    If you are sure that the text contained in these lines is for the programs that you normally use, then we suggest that you do not remove it. If you are not sure, but the text does not refer to the file names you previously noted, then you can prevent the lines from loading by placing a semicolon (;) in the first character position of the line.

    For example:

    ; run=accounts.exe

  4. In the [windows] section of the file, look for a line that begins with:

    load=

  5. Position the cursor immediately to the right of the equal (=) sign.

  6. Press Shift+End to select all the text to the right of the equal sign, and then press Delete.

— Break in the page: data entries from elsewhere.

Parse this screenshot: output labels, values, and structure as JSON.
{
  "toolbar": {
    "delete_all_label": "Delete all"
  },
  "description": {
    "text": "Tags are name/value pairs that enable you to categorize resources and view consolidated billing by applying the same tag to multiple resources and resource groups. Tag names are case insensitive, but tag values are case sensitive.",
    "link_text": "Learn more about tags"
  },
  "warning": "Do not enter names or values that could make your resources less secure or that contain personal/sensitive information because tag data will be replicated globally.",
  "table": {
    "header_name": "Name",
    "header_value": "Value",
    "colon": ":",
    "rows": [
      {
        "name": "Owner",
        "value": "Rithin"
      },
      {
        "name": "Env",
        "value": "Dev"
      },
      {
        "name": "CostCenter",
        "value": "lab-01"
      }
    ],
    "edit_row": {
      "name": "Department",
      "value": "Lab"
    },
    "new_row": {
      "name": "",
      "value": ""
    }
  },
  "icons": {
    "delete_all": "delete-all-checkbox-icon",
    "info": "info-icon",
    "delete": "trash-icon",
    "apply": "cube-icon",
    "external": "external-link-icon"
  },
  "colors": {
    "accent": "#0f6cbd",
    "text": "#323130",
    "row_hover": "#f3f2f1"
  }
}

  7. Repeat steps E. and F. for the run= line, which is usually beneath the load= line.

  8. Click Start > Run.

  9. Type the following.

    edit c:\windows\system.ini

    and then click OK


    Note: If Windows is installed in a different location, make the appropriate path substitution.

  10. In the [boot] section, which is usually located near the top of the file, find the line that begins with shell=explorer.exe.

  11. Position the cursor immediately to the right of explorer.exe.

  12. Press Shift+End to select all the text to the right of explorer.exe, and then press Delete.

    When you are finished, the line should look like this:

    shell=explorer.exe

  13. Click File > Exit > Yes (click Yes when you are prompted to save the changes).

7. To clear the Temporary Internet Files folder, if required
  1. Restart the computer in Normal mode. For instructions, read the section on returning to Normal mode in the document, "How to start the computer in Safe Mode."

  2. Log on to the computer using the name that was shown in the path that you wrote down in step 4c.

    For example, if the path was:

    C:\Documents and Setting\Linda\Local Settings\Temporary Internet Files\qrwmqczd.dll

    log on to the computer as Linda.

  3. Start Internet Explorer.
  4. Click Tools > Internet Options.
  5. In the Temporary Internet Files section, click the Delete Files button.
  6. Check Delete all offline content, and then click OK.


Escrito por: Heather Shannon